Pluralism of what? On Laws, and on Rights – in Translation
by Gregor Albers
European legal terminology is often organised in dichotomies. In the continental languages, this holds true for the concept of law itself, which can be ius or lex, droit or loi, diritto or legge, Recht or Gesetz. These dichotomies cannot easily be translated into English.
The problem does not lie with lex / loi / legge / Gesetz. These expressions refer to laws enacted by some authority, usually as the result of a formalised process. Nowadays, we tend to imagine them as written down, but this is not essential: The tradition of legislation relies strongly on popular assemblies and their oral deliberations and decisions. The Latin lex can also refer to a provision of a contract (lex privata), but this is not a point I wish to stress here.
The main difficulty lies in the variety of meanings of ius / droit / diritto / Recht:

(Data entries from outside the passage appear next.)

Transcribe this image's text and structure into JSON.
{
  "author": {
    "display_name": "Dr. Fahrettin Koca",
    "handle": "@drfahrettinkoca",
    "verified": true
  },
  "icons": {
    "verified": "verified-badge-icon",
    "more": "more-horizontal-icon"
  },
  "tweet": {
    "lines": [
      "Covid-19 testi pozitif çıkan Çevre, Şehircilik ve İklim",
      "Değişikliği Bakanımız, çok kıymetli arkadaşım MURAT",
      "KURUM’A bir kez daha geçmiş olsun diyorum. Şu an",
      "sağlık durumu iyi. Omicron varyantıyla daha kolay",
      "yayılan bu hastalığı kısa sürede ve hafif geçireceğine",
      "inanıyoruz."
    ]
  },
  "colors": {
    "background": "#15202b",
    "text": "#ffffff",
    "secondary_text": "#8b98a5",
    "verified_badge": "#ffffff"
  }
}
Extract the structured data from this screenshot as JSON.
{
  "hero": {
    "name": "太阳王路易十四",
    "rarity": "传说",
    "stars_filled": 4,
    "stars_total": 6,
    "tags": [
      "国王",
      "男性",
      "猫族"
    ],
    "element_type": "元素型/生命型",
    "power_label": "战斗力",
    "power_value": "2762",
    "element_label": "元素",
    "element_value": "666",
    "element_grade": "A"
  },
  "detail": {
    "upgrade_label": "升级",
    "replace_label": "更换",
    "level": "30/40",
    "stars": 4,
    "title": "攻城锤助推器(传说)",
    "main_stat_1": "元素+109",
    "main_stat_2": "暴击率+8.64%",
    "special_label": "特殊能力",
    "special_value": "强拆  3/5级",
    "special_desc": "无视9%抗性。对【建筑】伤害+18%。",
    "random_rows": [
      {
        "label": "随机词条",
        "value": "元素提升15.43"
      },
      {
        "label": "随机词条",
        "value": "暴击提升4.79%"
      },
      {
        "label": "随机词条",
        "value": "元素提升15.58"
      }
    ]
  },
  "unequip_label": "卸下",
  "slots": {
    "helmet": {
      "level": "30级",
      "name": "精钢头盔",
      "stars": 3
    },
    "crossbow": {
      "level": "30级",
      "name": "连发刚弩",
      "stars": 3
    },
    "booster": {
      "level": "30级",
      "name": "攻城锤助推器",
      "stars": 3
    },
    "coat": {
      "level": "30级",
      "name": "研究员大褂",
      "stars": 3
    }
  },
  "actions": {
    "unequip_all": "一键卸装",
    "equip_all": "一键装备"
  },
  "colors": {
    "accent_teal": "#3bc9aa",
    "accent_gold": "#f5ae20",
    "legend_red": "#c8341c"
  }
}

(1) ius / droit / diritto / Recht can be used as a general term to describe anything legal, very much like the English “law”.

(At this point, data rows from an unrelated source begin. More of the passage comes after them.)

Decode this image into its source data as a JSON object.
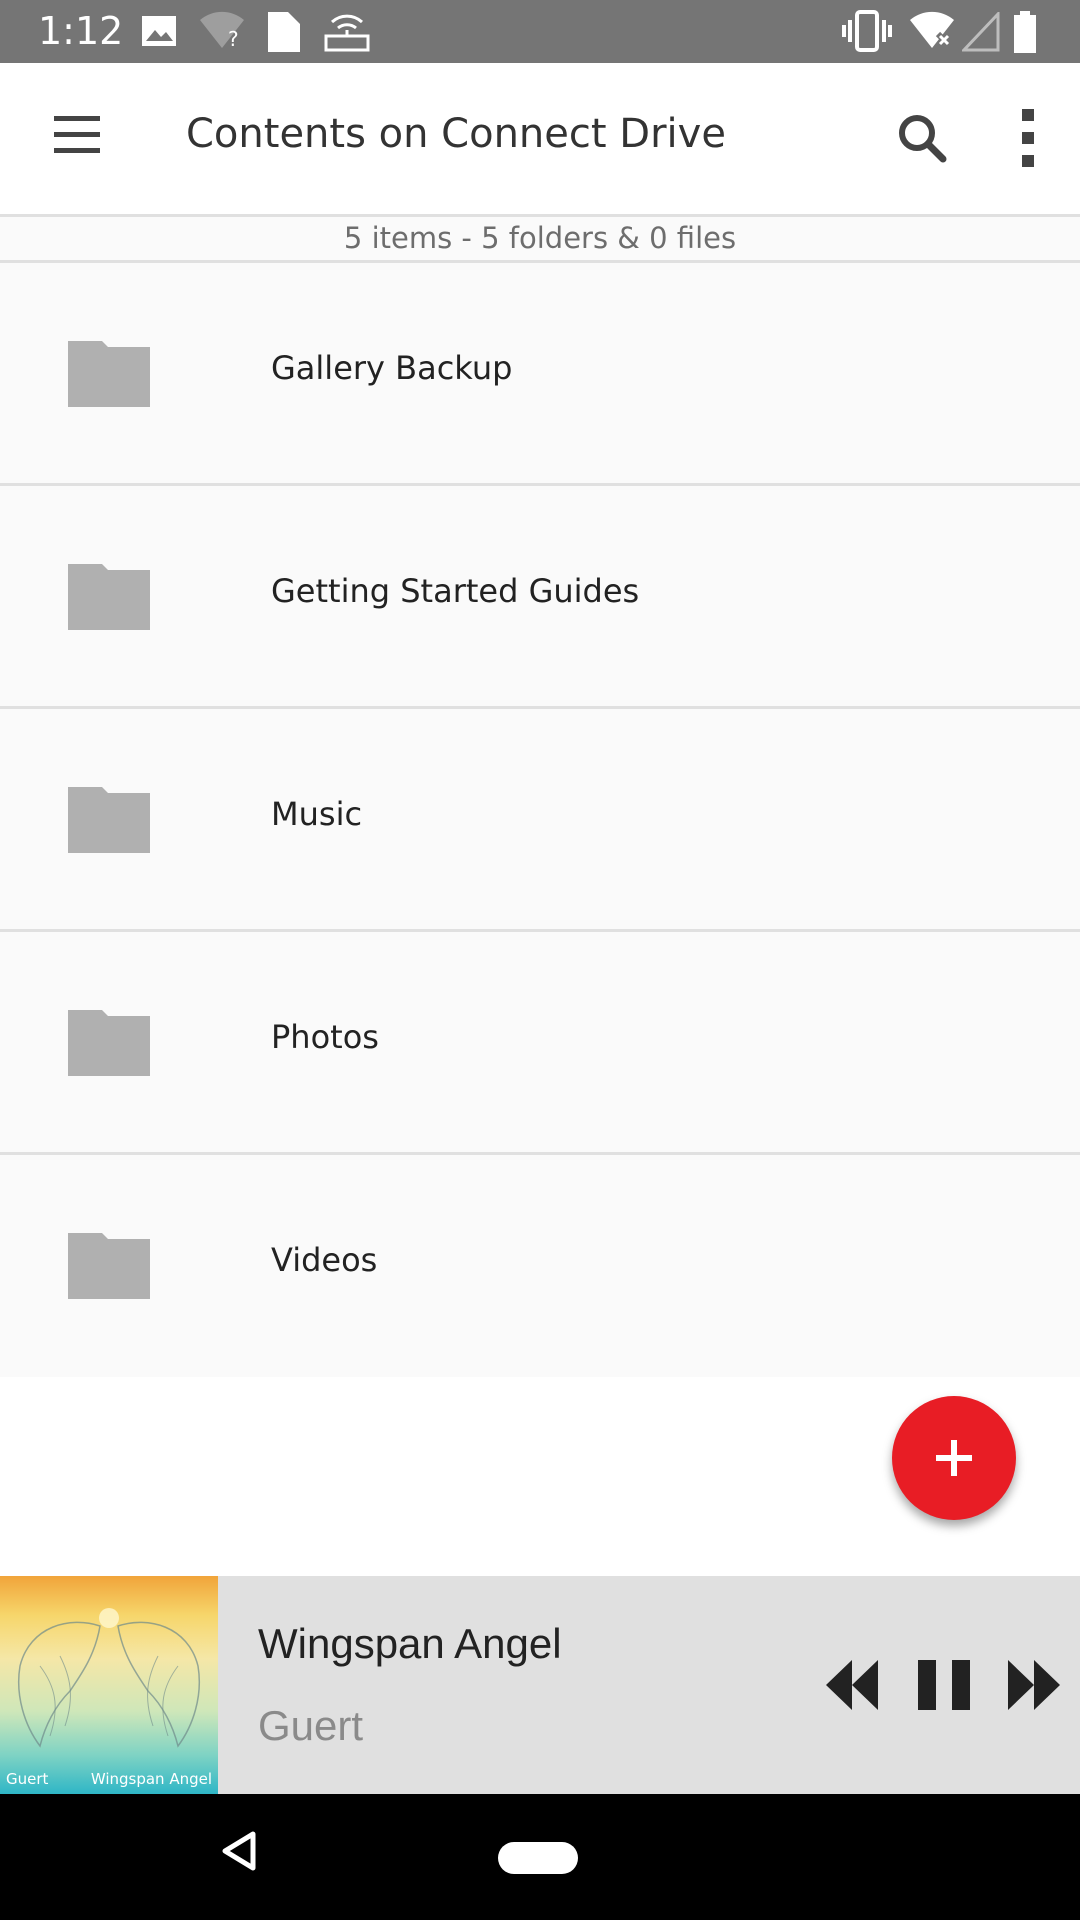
{
  "status_bar": {
    "time": "1:12",
    "icons": [
      "image-icon",
      "wifi-unknown-icon",
      "sd-card-icon",
      "router-icon",
      "vibrate-icon",
      "wifi-x-icon",
      "signal-empty-icon",
      "battery-icon"
    ]
  },
  "app_bar": {
    "title": "Contents on Connect Drive",
    "menu_icon": "hamburger-menu-icon",
    "search_icon": "search-icon",
    "more_icon": "more-vert-icon"
  },
  "summary": "5 items - 5 folders & 0 files",
  "files": [
    {
      "name": "Gallery Backup",
      "type": "folder"
    },
    {
      "name": "Getting Started Guides",
      "type": "folder"
    },
    {
      "name": "Music",
      "type": "folder"
    },
    {
      "name": "Photos",
      "type": "folder"
    },
    {
      "name": "Videos",
      "type": "folder"
    }
  ],
  "fab": {
    "icon": "plus-icon",
    "color": "#e81d25"
  },
  "player": {
    "track_title": "Wingspan Angel",
    "artist": "Guert",
    "album_art": {
      "artist_text": "Guert",
      "title_text": "Wingspan Angel"
    },
    "controls": [
      "rewind-icon",
      "pause-icon",
      "fast-forward-icon"
    ]
  },
  "nav_bar": {
    "back_icon": "back-icon",
    "home_icon": "home-pill-icon"
  },
  "colors": {
    "status_bar": "#757575",
    "list_bg": "#fafafa",
    "divider": "#e0e0e0",
    "folder_icon": "#b0b0b0",
    "accent": "#e81d25",
    "player_bg": "#e0e0e0"
  }
}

(2) ius / droit / diritto / Recht can describe a subcategory of “law”, namely non-statutory or traditional law (like the Common law) as opposed to statutory law given by some authority (lex / loi / legge / Gesetz).
(3) ius / droit / diritto / Recht can mean the same as the English word “right”, examples being your property, my right to vote, a claim for damages, a right not to be discriminated and to enjoy equal opportunities.
I tried to put that into a picture:
Reflection on these terms might have some impact on the debate on legal pluralism, a debate which has been shaped very much by the English language.
First, if someone is looking for non-state law or law beyond the state, they might already be satisfied if they find ius / droit / diritto / Recht in the sense of norms not given by some authority but handed down from the past (meaning (2), see above).
Second, it might be useful to talk a bit more about rights. Oftentimes, people will not care about the law, but about their rights. Under “ideal” circumstances, this should amount to the same. Rights and legal norms can be considered two sides of the same coin. It is a matter of debate which side comes first – are rights created by legal norms, or are legal norms phrased to describe the effects of individual rights? But they should belong together. Still, change might affect them differently. There are many ways to come under the influence of some new law – maybe they invaded my home, or there was a revolution, or maybe I just travel and find myself brought before some alien court. This new law, even if it pretends to have precedence over the set of rules I submit to, might have a certain respect for rights I have acquired under my old law (iura quaesita). This continuity of individual rights might take the edge off some collisions between legal orders. By contrast, conflicts are going to be harshest whenever the difference between legal orders is mirrored by competing individual claims (e.g. different parties claim property in land on the basis of different sets of norms).
Many problems remain: The scheme presented does not seem to adapt easily to collective rights. Moreover, the practical and procedural side remains in the shadow (a law in the sense of a system of norms tends to come with its own set of courts and procedures, but there might also be a right to be tried by one’s own courts). I would be happy to see the picture enhanced and corrected. I cannot begin to imagine how problems of terminology multiply once one leaves the narrow limits of Western Europe.
Gregor Albers: Norm, rechtlich (Rechtsnorm), in: Münster Glossary on Legal Unity and Pluralism, 2nd edition (EViR Working Paper 05), Münster 2023, pp. 69-73, DOI: 10.17879/90089657999.
Gregor Albers: Recht (Rechtsposition), in: Münster Glossary on Legal Unity and Pluralism, 3nd edition (EViR Working Paper 06) [forthcoming].